That's right: someone stole a Robert Brandom book. I also had on the table an almost-new copy of Putnam's Reason, Truth, and History, which was untouched.

What are the appropriate inferences?

Wednesday, October 13, 2010

Job Seekers: Don't Do This!!!

A year ago, I commented on a paper at a conference. The paper was pretty good, and I said so in my comments. The author of the paper was a younger philosopher just finishing a dissertation. We had lunch with a few other people. Over lunch I mentioned again that I thought the paper was very good, and offered the usual encouragements.

Today I got a note from one of those online confidential document handlers instructing me to upload my letter of recommendation for this younger philosopher. I was never contacted by the younger philosopher directly; I was never asked about my willingness to write a letter. And, more importantly, that conference paper is the only thing I've ever read by that younger philosopher. So even had I wanted to write a recommendation letter, I'd not have enough time to read other material (which would be necessary in order to write a decent letter). What's worse, the confidential document handler email does not give instructions for denying the request for the letter.

This strikes me as unacceptable and rude. I'm tempted to send in a brief letter explaining how inconsiderate and clueless this person is.

Saturday, October 9, 2010

October JFP

I have not had the opportunity to scrutinize it carefully yet, but the JFP looks pretty bad-- at least as bad as last year's. Although the overall number of ads seems like an improvement, there seems to be a sizable portion of open rank positions and non tt positions. Moreover, many of the "web only" ads are repeats of the summer ads, and I'll bet that may of the remaining "web onlys" will be reappear in the November JFP.

Ongoing trends seem to be: Ethics, Social & Political, and Philosophy of Law seem disproportionally well represented, as does Ancient.

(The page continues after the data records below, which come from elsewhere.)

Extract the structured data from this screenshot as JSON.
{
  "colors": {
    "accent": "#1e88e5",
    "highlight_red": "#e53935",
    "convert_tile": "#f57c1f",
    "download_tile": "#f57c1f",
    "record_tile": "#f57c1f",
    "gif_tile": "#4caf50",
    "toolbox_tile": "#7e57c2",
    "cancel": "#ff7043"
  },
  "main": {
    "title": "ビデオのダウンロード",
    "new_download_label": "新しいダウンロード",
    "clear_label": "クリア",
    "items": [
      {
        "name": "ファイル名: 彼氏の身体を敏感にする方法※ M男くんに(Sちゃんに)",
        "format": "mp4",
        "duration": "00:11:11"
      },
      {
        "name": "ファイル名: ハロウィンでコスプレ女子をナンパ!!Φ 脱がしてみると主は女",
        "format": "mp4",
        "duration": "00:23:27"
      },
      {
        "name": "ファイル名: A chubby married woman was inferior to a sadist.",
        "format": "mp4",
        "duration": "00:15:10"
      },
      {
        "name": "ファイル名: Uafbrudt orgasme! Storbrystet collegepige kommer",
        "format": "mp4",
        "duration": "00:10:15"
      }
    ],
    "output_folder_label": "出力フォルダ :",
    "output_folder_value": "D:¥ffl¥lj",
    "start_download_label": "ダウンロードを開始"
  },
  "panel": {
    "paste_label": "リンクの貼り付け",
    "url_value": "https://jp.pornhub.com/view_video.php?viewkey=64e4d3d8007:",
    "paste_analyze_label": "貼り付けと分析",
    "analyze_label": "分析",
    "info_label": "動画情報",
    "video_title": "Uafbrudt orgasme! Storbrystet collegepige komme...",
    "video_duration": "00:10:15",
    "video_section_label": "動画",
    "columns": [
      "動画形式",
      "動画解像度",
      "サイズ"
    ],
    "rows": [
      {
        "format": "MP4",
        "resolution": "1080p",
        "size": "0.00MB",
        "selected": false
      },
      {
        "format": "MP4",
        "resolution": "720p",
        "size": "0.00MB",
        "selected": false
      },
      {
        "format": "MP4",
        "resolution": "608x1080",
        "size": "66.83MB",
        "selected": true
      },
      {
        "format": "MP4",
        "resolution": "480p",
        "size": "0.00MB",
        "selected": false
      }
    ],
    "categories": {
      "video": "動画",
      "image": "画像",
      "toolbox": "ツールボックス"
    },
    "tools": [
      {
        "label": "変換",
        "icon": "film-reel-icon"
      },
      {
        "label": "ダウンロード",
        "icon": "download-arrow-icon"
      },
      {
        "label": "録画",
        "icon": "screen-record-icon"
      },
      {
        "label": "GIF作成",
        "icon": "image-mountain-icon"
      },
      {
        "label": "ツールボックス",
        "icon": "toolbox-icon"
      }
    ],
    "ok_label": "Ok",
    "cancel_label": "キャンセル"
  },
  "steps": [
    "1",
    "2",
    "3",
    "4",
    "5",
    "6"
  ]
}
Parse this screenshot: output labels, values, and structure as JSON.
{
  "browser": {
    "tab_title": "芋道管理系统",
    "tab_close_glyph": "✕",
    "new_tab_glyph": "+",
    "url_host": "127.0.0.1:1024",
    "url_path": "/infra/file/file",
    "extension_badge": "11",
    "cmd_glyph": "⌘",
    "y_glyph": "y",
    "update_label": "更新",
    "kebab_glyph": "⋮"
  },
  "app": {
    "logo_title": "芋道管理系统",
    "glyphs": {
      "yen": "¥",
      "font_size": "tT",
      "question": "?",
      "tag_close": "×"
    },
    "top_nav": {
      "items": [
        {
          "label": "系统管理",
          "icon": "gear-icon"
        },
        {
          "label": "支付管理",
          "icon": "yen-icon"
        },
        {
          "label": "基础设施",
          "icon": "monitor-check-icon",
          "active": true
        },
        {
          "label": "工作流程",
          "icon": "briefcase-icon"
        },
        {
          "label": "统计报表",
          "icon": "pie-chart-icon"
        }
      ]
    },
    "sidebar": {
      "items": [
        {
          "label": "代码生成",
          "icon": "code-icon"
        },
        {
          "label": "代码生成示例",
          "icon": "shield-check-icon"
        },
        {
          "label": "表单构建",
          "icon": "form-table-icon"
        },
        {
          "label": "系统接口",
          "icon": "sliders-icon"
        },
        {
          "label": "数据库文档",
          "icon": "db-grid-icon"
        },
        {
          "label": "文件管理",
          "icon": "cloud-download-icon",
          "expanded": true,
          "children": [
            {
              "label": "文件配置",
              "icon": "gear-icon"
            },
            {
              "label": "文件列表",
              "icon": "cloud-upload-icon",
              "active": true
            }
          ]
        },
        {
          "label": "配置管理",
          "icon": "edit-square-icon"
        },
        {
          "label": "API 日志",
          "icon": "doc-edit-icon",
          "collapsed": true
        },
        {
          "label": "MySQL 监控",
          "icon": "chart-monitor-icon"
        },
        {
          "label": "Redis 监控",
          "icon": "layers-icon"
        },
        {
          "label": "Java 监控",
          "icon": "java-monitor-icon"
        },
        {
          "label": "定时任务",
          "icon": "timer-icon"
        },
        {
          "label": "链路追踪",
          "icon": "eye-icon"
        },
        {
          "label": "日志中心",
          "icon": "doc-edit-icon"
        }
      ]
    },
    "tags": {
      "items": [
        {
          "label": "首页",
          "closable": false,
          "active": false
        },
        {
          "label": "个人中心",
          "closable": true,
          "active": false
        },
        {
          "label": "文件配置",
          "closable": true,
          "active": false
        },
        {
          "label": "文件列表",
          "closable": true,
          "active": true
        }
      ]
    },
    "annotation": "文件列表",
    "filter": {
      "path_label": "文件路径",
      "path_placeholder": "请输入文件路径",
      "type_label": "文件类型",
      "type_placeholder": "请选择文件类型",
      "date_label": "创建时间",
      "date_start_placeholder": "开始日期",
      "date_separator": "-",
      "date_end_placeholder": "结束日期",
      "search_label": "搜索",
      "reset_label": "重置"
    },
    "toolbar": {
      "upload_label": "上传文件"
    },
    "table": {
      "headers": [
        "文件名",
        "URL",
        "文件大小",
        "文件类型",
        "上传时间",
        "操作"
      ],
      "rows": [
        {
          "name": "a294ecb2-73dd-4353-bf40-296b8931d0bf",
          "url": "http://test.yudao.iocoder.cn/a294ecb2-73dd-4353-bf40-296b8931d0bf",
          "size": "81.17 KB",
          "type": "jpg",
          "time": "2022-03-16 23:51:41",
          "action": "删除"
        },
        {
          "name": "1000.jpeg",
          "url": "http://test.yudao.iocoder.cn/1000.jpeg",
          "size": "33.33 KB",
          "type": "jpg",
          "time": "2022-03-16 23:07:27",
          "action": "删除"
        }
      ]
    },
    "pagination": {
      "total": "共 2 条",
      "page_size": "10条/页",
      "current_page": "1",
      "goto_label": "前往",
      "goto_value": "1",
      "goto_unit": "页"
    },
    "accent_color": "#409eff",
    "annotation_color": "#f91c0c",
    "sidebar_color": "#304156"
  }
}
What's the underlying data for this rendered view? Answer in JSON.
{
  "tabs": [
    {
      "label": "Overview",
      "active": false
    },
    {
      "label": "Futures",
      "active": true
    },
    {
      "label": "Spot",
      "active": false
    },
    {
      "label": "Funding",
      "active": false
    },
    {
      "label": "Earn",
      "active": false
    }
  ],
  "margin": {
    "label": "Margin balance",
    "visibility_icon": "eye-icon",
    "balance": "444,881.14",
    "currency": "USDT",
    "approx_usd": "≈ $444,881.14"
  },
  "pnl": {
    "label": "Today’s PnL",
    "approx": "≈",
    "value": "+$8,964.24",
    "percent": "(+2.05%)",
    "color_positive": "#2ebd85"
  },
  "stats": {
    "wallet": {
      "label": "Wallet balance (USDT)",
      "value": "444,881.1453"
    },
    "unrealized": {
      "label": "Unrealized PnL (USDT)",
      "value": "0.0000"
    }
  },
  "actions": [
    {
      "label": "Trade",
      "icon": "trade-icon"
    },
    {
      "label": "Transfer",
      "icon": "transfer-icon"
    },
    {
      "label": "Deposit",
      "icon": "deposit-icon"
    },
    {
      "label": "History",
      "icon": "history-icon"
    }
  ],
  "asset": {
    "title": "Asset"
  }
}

If anyone has had the chance to study closely the JFP, please feel free to share your findings.

Insane Clown Posse, Christians

The Insane Clown Posse are Christians.
ICP have a fearsome reputation, fostered by news reports showing teenagers in juggalo T-shirts arrested for stabbing strangers and lyrics like "Barrels in your mouth/bullets to your head/The back of your neck's all over the shed/Boomshacka boom chop chop bang."All of which makes Violent J's recent announcement really quite astonishing: Insane Clown Posse have this entire time secretly been evangelical Christians.
I don't see what's so "amazing" about a pair of lying idiot opportunists being Christian. The really hilarious part is Violent J's claim that he and Shaggy "think for a living."

Thursday, October 7, 2010

Jack Vindicated

On NPR today, Steve Inskeep interviewed one Michael Norton of Harvard Business School about popular beliefs about wealth inequality in the US. Turns out (no surprise) that people greatly underestimate the degree of inequality. But (surprisingly) people think that wealth should be distributed far more evenly than they think it currently is. Apparently Norton got comparable results across the usual political divides (Democrat / Republican and the like). Norton says:
If you think again in percentage terms, so the top 20 percent, as I said, have 85 percent of the wealth, most Americans want them to have roughly 35 percent of the wealth. You're talking about 50 percent of all the wealth in the United States, which as you can imagine is a very, very large number. People would like that to be more evenly distributed across people with less income.
Go, Jack, go!

Sunday, October 3, 2010


I just read the following sentence:

"Judicial review insures that democratically enacted laws are constitutional."

Am I right to think that the third word is incorrect? Shouldn't it be "ensures"?

This mistake seems to be getting increasingly common-- in professional publications. Views?

Friday, October 1, 2010

Ironic? It Didn't Seem So...

"Dude, but I totally get everything I ever read by Hegel... Fuck you."

--One undergrad in a crooked baseball cap to another, entering the building on campus.